Source information Block Start
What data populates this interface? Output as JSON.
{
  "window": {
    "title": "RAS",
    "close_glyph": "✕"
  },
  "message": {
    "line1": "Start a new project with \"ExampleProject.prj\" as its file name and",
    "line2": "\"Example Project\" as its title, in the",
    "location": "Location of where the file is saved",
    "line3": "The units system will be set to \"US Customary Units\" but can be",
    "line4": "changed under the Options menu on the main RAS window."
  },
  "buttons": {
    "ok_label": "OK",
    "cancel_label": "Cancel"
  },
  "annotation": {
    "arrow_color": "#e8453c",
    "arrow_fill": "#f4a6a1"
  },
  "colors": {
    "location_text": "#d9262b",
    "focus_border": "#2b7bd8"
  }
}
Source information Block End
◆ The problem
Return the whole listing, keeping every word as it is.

◆ Output below
What data populates this interface? Output as JSON.
{
  "window": {
    "title": "RAS",
    "close_glyph": "✕"
  },
  "message": {
    "line1": "Start a new project with \"ExampleProject.prj\" as its file name and",
    "line2": "\"Example Project\" as its title, in the",
    "location": "Location of where the file is saved",
    "line3": "The units system will be set to \"US Customary Units\" but can be",
    "line4": "changed under the Options menu on the main RAS window."
  },
  "buttons": {
    "ok_label": "OK",
    "cancel_label": "Cancel"
  },
  "annotation": {
    "arrow_color": "#e8453c",
    "arrow_fill": "#f4a6a1"
  },
  "colors": {
    "location_text": "#d9262b",
    "focus_border": "#2b7bd8"
  }
}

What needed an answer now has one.